Berlin is playing extra time. Initially scheduled for February 14, the lifting of health restrictions will only take place on March 7, announced German Chancellor Angela Merkel on Wednesday February 10, despite encouraging epidemiological results.
→ READ. In Germany, containment in stages and curves that are reversing
Germany today records between 6,000 and 7,000 cases per day against 24,000 in mid-December, or 68 cases per 100,000 inhabitants against 164 two months earlier. The incidence rate should however not exceed 35 cases per 100,000 inhabitants over seven consecutive days for the various counties to lift restrictions on shops, galleries and museums, the government warned. Initially, this threshold was 50 per 100,000 inhabitants.
The unknown of variants
Since December 15, the Germans have been living in slow motion. Non-food businesses, restaurants, cafes, museums, sports facilities and schools always keep the door closed. The arrival of the British and South African variants has changed the situation. “We have this great uncertainty about the mutation. We must be very clear: it will take over (…) if we do not obtain better traceability, it can happen very quickly that we again have exponential growth ” the number of cases, Angela Merkel worried Wednesday.
The next day, Germany announced the closure of its borders with the Czech Republic and the Austrian region of Tyrol (largest home of the South African variant in Europe) for Sunday evening.
“Germany wants to regain control of the circulation of the virus and is betting that the end of the road will not be very long, that life will be able to resume in a way much closer to life before”, notes Antoine Flahault, epidemiologist and director of the Institute for Global Health at the University of Geneva. Objective: to spend the spring (almost) normally, at all costs. “It is a strategy that I defend for all of Europe”, continues the epidemiologist; “It is quite close to that which the Pacific countries have developed and which allows them to have a better health, social and economic response. “
A slight growl

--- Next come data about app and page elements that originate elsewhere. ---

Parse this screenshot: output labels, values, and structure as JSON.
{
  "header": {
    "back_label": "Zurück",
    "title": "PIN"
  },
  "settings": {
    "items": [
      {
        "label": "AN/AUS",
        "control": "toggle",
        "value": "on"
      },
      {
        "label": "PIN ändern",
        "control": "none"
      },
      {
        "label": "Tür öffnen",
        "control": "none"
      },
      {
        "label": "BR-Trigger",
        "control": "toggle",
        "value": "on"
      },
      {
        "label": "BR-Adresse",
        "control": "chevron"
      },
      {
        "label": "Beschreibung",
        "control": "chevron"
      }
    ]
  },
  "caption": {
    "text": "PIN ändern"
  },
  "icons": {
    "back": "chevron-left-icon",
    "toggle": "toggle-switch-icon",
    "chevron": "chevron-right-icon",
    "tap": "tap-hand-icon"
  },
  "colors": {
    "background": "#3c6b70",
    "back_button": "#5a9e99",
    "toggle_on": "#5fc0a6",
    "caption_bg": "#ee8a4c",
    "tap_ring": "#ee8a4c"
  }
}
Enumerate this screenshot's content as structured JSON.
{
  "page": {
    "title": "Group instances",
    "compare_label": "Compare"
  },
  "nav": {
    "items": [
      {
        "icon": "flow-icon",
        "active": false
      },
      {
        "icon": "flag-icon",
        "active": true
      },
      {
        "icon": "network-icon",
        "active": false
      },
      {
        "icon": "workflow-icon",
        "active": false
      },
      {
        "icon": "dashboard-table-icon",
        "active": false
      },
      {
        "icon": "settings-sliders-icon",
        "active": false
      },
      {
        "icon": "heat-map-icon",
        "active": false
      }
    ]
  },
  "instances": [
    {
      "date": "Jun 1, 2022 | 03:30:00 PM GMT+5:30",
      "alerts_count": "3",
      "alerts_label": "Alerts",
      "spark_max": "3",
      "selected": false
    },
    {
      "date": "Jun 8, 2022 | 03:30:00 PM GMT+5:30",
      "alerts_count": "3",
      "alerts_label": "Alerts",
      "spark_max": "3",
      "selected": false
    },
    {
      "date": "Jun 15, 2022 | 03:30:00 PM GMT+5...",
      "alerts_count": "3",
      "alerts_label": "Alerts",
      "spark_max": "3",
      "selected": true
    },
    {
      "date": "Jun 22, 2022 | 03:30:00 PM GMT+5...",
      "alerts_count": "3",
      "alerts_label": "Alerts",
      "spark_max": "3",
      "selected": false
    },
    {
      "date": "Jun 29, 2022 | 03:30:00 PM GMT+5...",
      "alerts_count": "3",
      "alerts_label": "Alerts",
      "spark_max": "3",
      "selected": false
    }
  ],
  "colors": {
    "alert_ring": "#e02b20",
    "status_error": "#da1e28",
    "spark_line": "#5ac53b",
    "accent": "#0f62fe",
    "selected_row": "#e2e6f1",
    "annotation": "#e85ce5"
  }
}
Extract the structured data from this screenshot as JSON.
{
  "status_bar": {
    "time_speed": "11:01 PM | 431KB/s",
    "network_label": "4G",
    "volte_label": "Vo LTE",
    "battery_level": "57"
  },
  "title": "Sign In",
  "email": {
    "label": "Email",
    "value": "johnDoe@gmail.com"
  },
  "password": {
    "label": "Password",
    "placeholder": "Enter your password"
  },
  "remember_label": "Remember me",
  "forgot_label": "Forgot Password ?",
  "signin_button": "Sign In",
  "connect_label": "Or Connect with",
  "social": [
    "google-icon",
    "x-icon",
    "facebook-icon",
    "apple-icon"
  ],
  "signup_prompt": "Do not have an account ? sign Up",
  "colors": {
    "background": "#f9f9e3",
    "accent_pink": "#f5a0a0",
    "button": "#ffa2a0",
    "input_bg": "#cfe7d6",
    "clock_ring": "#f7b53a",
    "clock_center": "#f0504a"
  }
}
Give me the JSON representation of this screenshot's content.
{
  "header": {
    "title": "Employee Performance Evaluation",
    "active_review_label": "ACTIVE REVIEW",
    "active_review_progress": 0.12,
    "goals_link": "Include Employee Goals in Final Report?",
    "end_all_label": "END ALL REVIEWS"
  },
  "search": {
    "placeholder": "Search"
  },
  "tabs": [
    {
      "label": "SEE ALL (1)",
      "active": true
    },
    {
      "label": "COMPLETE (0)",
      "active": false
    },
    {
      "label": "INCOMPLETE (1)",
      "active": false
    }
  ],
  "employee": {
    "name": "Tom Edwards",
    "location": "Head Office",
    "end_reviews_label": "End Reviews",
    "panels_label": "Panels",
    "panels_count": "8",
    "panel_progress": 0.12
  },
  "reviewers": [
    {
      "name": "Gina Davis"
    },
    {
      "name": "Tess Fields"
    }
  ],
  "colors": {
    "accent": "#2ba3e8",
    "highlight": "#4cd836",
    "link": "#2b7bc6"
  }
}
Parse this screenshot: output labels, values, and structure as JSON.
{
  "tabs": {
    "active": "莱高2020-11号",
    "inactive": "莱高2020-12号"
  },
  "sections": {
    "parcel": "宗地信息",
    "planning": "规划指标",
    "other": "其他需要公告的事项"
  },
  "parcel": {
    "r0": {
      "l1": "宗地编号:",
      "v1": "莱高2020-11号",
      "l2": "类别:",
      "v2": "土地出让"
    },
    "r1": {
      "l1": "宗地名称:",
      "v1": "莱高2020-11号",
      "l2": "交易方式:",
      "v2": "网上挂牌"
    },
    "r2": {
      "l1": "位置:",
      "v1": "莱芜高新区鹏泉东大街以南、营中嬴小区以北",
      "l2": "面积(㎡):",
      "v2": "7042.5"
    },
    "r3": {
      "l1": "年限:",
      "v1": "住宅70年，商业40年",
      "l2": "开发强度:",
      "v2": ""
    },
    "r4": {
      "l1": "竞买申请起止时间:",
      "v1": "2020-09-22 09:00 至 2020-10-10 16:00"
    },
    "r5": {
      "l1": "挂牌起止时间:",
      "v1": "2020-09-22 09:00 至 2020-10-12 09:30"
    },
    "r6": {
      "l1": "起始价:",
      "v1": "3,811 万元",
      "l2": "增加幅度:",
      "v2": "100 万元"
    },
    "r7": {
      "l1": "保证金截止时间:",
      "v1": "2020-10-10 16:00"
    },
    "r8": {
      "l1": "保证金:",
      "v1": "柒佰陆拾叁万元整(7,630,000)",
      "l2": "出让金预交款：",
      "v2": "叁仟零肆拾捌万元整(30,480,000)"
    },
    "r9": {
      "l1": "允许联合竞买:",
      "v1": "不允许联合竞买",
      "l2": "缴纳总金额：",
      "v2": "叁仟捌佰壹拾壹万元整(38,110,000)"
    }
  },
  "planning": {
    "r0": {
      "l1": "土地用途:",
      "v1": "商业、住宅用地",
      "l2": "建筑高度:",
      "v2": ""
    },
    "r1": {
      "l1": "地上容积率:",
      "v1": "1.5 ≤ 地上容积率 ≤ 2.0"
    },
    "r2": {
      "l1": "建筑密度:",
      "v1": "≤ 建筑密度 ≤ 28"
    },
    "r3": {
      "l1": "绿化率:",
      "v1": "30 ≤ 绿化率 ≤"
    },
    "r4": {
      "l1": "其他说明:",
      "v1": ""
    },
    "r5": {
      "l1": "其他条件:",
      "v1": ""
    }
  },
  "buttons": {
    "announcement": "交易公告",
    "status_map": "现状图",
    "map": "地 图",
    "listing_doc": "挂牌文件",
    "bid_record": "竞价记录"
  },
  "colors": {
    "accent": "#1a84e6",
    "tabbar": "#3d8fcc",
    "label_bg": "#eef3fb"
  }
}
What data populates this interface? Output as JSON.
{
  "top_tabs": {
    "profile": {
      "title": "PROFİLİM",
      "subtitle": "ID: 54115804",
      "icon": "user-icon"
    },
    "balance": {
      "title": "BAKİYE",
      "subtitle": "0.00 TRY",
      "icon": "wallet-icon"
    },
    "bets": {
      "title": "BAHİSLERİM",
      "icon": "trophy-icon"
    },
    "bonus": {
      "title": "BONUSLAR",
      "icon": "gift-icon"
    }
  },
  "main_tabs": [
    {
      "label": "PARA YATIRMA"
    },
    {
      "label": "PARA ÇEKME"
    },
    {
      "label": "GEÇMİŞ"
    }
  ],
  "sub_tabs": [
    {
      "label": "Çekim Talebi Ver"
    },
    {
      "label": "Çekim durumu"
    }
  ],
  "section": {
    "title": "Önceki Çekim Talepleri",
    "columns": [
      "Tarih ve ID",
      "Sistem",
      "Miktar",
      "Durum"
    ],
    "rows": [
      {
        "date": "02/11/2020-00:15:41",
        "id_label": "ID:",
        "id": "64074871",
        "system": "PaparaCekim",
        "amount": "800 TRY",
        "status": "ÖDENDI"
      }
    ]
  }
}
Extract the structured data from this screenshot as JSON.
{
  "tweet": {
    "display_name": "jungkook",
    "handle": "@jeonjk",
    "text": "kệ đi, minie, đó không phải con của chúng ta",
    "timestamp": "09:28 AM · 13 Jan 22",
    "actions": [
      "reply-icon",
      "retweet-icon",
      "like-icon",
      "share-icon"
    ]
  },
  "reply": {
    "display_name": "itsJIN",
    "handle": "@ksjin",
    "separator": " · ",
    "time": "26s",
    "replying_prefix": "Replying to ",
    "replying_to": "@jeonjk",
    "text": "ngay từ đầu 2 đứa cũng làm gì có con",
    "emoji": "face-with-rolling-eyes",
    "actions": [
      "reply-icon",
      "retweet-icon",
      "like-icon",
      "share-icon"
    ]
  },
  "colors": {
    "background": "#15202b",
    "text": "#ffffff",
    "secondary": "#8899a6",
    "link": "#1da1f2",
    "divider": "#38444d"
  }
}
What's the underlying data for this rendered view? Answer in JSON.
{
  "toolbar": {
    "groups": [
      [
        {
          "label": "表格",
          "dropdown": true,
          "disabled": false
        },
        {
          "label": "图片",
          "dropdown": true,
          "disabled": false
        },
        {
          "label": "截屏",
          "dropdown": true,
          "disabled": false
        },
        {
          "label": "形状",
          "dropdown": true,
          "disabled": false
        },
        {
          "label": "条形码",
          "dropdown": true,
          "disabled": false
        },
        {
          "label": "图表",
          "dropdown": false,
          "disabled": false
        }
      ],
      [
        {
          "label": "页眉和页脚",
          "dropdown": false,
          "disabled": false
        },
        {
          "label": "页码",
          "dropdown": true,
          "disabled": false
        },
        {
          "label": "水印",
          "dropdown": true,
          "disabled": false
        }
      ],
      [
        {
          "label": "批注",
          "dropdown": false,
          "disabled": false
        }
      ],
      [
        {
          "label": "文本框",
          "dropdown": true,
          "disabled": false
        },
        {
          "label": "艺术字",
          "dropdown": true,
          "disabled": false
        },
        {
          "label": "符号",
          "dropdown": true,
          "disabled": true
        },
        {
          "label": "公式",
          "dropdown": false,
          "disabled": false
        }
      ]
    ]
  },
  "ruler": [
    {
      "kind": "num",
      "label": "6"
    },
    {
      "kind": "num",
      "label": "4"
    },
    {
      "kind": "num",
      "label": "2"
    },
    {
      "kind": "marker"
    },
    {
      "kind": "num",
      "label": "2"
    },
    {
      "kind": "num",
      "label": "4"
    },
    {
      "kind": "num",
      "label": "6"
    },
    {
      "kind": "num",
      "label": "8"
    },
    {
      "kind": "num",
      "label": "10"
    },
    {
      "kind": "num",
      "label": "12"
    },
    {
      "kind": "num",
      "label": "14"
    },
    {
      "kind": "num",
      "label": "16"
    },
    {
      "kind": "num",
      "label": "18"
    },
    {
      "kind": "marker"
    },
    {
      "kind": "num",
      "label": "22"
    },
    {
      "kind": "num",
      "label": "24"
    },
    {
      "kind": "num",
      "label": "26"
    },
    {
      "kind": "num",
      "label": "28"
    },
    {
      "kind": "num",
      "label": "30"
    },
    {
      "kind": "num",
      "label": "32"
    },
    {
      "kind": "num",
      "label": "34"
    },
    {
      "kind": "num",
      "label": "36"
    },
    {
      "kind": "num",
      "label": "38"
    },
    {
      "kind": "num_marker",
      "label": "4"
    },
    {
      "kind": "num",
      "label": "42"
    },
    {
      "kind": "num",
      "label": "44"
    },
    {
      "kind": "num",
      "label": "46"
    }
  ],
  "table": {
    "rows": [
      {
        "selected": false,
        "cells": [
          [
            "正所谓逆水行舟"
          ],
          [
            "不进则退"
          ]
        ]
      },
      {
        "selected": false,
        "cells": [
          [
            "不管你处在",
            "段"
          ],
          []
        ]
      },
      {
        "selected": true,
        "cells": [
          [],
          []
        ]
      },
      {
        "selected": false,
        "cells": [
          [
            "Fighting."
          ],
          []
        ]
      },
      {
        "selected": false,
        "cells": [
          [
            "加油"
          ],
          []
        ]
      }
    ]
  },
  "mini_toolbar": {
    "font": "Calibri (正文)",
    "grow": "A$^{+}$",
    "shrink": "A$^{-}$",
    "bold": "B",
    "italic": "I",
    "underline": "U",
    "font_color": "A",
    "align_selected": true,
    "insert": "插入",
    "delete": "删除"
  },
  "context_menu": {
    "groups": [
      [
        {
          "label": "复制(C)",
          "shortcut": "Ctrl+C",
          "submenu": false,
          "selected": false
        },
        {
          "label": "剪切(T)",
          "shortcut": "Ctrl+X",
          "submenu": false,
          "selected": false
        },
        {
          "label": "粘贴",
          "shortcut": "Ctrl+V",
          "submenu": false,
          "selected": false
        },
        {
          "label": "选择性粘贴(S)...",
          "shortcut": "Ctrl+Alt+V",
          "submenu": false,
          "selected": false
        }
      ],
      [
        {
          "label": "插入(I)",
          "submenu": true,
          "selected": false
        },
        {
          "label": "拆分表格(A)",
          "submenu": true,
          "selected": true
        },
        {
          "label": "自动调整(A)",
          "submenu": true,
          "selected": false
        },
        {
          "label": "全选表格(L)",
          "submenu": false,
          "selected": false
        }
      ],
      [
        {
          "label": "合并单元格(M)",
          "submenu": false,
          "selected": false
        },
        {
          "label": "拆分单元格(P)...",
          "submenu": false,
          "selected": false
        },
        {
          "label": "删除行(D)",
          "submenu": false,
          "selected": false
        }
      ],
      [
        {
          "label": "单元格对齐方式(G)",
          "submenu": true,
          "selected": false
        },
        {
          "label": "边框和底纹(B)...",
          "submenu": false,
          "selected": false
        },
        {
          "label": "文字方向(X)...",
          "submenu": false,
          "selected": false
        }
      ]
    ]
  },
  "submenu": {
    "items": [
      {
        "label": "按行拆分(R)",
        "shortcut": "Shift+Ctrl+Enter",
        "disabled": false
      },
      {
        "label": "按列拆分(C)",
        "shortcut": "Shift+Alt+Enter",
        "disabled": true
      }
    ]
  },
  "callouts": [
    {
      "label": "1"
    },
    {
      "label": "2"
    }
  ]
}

But the news is starting to stir up a stir. The German vaccine campaign is slowing down like its European neighbors, due to a lack of sufficient supplies. And like its European neighbors, the patience of the Germans is dwindling after two months of semi-confinement. The acceptance rate of restrictions fell from 65% in early January to 50% in February, according to a YouGov survey released this week.
Nevertheless, “The majority accepts it”, notes Hans Stark, professor of German civilization at the Sorbonne. French student in Germany, Marie testifies: “People here really pay more attention than in France. Even young people my age don’t go to parties or go out for a walk with someone. I believe that the fact that a lot is left to the goodwill of people has a big impact: we always think about what we should do and not what we really want to do! “
Unlike in France, there is no need for certificates to exit, nor are there checks. Relatively spared during the first wave, Germany suffered the full force of the second, reaching, at its peak in January, nearly 800 daily deaths. “The proportion of people over 65 is higher in Germany than in France. There are more people to protect and therefore the Germans are for strict measures ”, concludes Hans Stark.